Entries from a dataset of interfaces
*** Begin section ***

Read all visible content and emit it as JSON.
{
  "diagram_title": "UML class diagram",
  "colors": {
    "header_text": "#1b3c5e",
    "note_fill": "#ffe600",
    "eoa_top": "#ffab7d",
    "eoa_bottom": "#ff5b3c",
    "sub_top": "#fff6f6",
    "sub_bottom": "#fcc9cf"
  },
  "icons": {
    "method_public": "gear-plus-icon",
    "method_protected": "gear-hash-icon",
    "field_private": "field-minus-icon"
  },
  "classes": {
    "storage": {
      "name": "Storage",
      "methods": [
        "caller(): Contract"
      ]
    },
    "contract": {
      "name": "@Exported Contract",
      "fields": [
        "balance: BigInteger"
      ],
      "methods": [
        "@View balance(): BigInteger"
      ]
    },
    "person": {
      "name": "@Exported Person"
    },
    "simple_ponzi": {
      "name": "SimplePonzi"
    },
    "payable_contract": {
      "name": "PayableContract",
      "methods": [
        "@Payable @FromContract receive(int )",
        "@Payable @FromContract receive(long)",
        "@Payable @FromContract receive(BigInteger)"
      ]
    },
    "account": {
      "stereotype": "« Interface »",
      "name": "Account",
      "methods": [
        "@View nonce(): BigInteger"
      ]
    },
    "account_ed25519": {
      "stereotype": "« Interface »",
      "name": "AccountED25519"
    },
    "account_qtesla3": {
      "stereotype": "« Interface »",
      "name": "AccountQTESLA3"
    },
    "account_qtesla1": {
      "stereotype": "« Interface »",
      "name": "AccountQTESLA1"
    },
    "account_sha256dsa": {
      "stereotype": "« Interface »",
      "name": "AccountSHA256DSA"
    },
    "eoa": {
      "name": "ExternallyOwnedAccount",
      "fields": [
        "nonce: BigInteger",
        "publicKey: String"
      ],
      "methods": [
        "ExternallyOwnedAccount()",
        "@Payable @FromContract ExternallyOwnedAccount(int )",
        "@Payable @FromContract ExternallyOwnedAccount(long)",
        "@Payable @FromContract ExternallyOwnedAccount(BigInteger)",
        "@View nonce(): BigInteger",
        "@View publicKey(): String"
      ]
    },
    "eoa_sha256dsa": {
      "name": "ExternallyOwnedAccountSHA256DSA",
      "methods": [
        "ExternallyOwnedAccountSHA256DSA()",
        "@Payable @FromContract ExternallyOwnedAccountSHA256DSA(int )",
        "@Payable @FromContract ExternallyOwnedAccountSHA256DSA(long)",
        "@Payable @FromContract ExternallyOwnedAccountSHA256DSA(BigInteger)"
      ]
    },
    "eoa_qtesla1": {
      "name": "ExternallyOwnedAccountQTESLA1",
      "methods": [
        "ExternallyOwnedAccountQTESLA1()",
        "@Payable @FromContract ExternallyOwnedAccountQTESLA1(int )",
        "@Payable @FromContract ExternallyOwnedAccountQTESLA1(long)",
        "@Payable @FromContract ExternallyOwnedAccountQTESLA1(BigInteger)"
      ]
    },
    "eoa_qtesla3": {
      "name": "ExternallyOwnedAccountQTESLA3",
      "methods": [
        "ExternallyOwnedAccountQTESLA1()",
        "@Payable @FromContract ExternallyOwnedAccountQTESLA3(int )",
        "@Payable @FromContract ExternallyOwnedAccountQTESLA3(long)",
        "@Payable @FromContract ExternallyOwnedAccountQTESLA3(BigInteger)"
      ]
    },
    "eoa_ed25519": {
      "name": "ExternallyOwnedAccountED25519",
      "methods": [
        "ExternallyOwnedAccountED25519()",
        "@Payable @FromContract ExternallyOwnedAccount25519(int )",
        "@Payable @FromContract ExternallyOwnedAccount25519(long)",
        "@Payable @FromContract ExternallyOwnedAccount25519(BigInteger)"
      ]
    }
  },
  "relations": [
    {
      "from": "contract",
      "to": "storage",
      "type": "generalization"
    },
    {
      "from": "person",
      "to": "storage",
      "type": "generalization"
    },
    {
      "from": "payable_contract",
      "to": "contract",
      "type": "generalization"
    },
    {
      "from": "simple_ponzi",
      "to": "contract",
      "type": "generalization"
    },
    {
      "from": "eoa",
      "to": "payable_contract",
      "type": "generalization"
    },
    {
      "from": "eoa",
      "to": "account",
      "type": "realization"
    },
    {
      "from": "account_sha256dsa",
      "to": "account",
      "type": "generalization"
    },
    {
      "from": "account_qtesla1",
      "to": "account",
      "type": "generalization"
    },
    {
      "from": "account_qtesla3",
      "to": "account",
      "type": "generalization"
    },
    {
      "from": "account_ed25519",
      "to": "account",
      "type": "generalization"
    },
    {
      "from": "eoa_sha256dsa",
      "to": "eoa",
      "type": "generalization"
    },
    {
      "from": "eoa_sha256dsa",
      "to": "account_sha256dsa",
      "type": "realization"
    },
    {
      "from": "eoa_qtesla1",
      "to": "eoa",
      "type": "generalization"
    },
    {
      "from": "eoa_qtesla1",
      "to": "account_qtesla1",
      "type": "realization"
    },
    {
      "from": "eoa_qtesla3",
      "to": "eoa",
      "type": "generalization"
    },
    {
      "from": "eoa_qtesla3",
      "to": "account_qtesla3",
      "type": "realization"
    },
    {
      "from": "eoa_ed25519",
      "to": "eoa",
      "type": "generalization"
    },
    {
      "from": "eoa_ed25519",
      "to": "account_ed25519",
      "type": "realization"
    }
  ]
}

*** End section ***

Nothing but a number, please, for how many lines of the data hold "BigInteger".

11